How to complete this task => Pictures aside, each entry has to be returned exactly as it stands.

Exercise inputs =>
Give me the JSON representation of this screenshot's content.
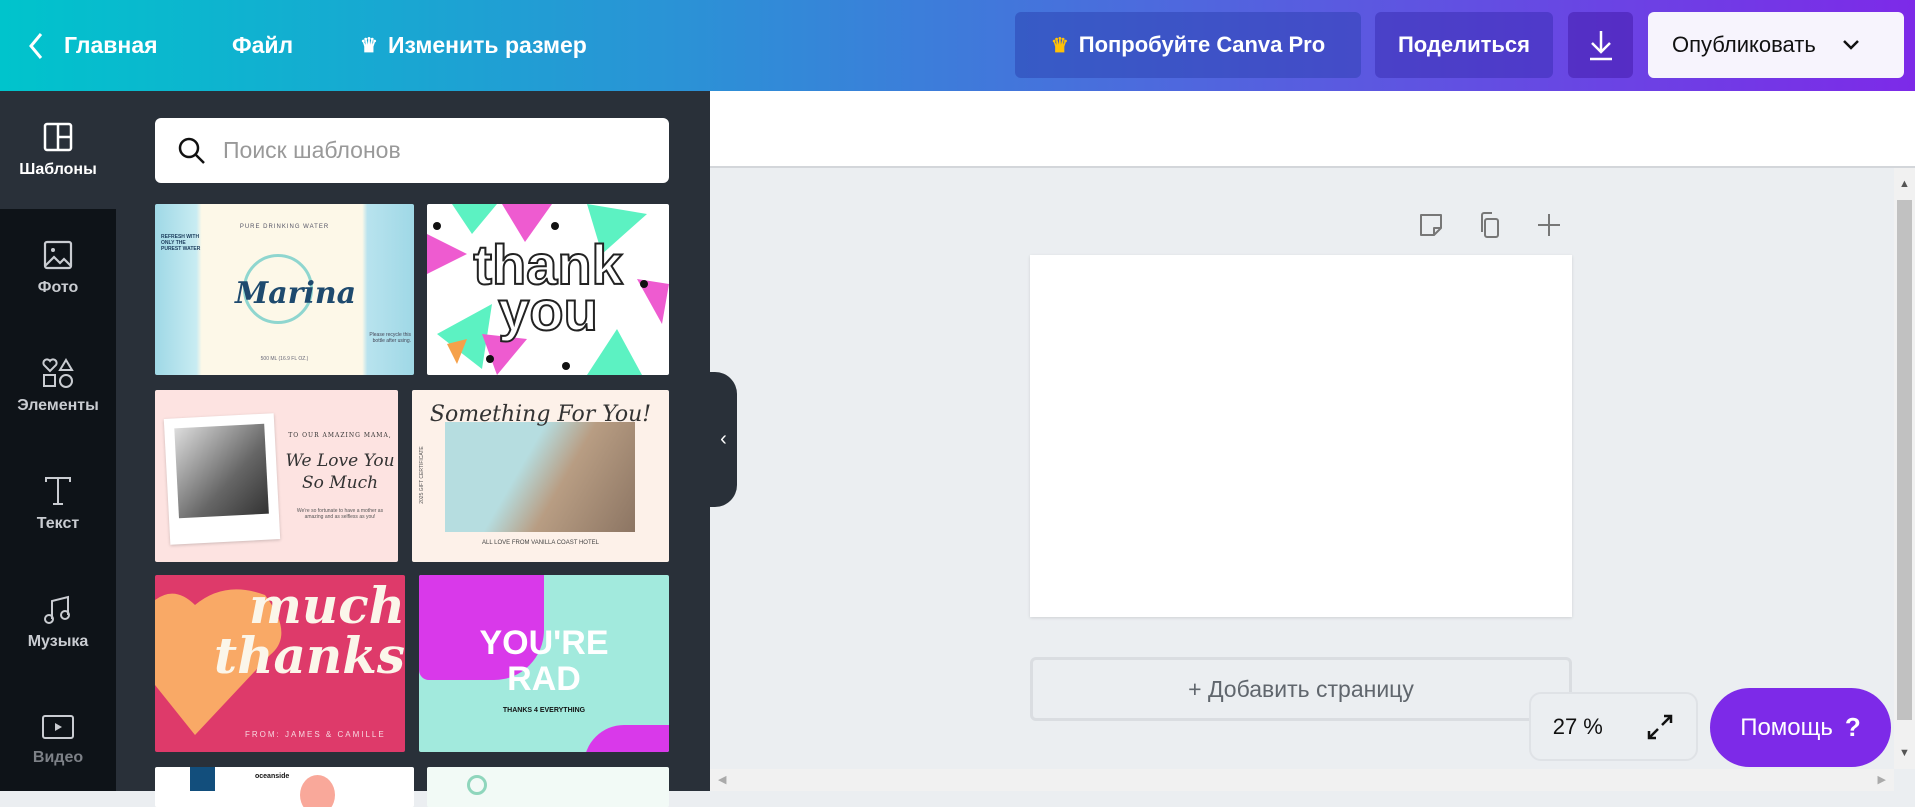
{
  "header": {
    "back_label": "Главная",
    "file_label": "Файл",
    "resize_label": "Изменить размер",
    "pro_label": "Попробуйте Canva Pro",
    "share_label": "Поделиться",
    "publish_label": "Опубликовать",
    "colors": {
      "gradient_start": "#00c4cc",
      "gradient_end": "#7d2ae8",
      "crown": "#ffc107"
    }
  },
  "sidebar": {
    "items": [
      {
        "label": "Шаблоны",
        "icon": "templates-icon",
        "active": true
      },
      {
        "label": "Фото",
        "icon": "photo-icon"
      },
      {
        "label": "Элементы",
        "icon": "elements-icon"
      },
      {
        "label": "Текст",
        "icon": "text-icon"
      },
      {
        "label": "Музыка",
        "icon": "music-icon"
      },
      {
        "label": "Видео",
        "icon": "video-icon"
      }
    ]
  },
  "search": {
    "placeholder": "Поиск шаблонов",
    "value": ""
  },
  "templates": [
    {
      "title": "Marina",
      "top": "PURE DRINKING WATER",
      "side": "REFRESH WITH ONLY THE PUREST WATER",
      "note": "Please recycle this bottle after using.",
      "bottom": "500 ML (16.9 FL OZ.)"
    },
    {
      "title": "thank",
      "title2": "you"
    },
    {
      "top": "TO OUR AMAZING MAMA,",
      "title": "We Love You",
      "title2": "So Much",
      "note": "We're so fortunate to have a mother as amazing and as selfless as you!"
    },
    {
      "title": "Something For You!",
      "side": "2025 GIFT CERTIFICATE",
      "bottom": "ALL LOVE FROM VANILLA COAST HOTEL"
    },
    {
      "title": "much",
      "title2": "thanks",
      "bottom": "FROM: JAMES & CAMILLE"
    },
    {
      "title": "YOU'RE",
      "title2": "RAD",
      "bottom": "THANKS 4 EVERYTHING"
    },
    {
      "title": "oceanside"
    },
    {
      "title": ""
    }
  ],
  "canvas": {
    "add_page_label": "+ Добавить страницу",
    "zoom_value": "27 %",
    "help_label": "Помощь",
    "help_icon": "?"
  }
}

Solution to this problem =>
Give me the JSON representation of this screenshot's content.
{
  "header": {
    "back_label": "Главная",
    "file_label": "Файл",
    "resize_label": "Изменить размер",
    "pro_label": "Попробуйте Canva Pro",
    "share_label": "Поделиться",
    "publish_label": "Опубликовать",
    "colors": {
      "gradient_start": "#00c4cc",
      "gradient_end": "#7d2ae8",
      "crown": "#ffc107"
    }
  },
  "sidebar": {
    "items": [
      {
        "label": "Шаблоны",
        "icon": "templates-icon",
        "active": true
      },
      {
        "label": "Фото",
        "icon": "photo-icon"
      },
      {
        "label": "Элементы",
        "icon": "elements-icon"
      },
      {
        "label": "Текст",
        "icon": "text-icon"
      },
      {
        "label": "Музыка",
        "icon": "music-icon"
      },
      {
        "label": "Видео",
        "icon": "video-icon"
      }
    ]
  },
  "search": {
    "placeholder": "Поиск шаблонов",
    "value": ""
  },
  "templates": [
    {
      "title": "Marina",
      "top": "PURE DRINKING WATER",
      "side": "REFRESH WITH ONLY THE PUREST WATER",
      "note": "Please recycle this bottle after using.",
      "bottom": "500 ML (16.9 FL OZ.)"
    },
    {
      "title": "thank",
      "title2": "you"
    },
    {
      "top": "TO OUR AMAZING MAMA,",
      "title": "We Love You",
      "title2": "So Much",
      "note": "We're so fortunate to have a mother as amazing and as selfless as you!"
    },
    {
      "title": "Something For You!",
      "side": "2025 GIFT CERTIFICATE",
      "bottom": "ALL LOVE FROM VANILLA COAST HOTEL"
    },
    {
      "title": "much",
      "title2": "thanks",
      "bottom": "FROM: JAMES & CAMILLE"
    },
    {
      "title": "YOU'RE",
      "title2": "RAD",
      "bottom": "THANKS 4 EVERYTHING"
    },
    {
      "title": "oceanside"
    },
    {
      "title": ""
    }
  ],
  "canvas": {
    "add_page_label": "+ Добавить страницу",
    "zoom_value": "27 %",
    "help_label": "Помощь",
    "help_icon": "?"
  }
}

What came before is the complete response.